No, the foundational issue on the table right now is about transformation. Are we willing to be transformed? When Jesus comes into the midst of his people in Nazareth, he brings with him a Gospel message that will turn everything upside down and inside out. But the people of Nazareth are not ready to hear it, because all they can see is what they expect: Joseph’s son. This little boy that they knew whose expected to follow in his Dad’s footsteps.
My sisters and brothers in Christ, this message comes right home to us here at Church of Our Saviour, Mill Valley. To some degree the upheaval in the Anglican Communion can be kept “out there” at arm’s length, but the transformative and messy acts of God’s surprising grace will not stay “out there.” They will find a way in our doors, and if we shut them, they will seek ways through the cracks and gaps. . . and into our lives and hearts whether we want them to or not. Because God is changing the world. And Church of Our Saviour is changing, too, and surely in many ways that I or any of us cannot see or entirely understand.

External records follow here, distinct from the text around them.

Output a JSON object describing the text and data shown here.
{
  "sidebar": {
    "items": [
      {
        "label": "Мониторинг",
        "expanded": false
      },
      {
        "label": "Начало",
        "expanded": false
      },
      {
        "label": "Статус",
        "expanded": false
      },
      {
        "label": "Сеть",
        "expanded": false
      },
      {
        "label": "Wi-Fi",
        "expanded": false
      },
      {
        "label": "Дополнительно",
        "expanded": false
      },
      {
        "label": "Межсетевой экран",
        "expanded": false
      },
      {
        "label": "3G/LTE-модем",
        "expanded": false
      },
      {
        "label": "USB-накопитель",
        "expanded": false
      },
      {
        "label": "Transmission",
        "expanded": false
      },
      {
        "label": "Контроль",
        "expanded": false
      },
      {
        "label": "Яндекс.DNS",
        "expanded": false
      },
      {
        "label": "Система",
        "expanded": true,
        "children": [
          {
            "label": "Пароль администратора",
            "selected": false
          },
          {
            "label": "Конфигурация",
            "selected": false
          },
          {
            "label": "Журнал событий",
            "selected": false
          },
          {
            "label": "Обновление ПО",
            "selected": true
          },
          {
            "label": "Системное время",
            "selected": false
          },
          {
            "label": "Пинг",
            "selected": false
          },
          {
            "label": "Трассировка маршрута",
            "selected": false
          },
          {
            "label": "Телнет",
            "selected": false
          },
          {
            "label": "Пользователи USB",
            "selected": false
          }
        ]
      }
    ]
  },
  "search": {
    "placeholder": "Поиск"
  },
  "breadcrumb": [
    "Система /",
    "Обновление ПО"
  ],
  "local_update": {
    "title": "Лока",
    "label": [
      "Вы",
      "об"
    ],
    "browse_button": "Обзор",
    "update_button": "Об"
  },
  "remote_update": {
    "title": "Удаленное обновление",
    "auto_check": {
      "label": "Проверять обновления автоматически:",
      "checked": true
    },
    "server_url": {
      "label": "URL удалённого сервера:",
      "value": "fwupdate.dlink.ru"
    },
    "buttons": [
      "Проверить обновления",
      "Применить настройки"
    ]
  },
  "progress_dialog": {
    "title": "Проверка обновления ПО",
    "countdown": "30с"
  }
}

A critical part of our vocation as Christians is in our gathering as we do today in prayer and in breaking bread and sharing the common cup. Another is sticking around to see how we can better prepare ourselves to address a changing world. Like the rest of the Anglican Communion, we’ve faced a long period of difficulty. Unlike the Anglican Communion, at the present time, we are blessed in that we can say we are almost on the other side of our time of turmoil. The Anglican Communion, one way or another, will get there to. When it does, the question for the greater Church will be the same as it is today for Church of Our Saviour: Now what?
By sharing in prayer and the companionship we find with each other and Christ at this table, we are opening ourselves up to that question, “Now what?” We are moving beyond the expectations we have for a Jesus we know and a God we can predict into the uncertain future with all of its hope, risk, and possibility.
The only way to deal with our uncertainty and expectations broken open is to do one of two things: become a fearful lynch mob like the people of Nazareth, or instead turn to the ethic Paul so beautifully lays out in today’s passage from First Corinthians.
The ethic of love is more than a principle. It is a critical part of our truest Christian vocation, our deepest calling, and our deepest longing. It is the language of God’s grace in our midst. It is what binds us as a community together in good and bad times. The patience, forbearance, peace, and gentle words we find in love are what we most need to be properly open to the transformation Jesus Christ brings to our lives and to our community.
Love is the language of broken hearts. Hearts broken open. I invite you to seek that with me beginning this day as we meet as a loving community in our part of the Anglican Communion to begin looking ahead, over the edge of our expectations, and into a future of wonder and God’s abundant grace.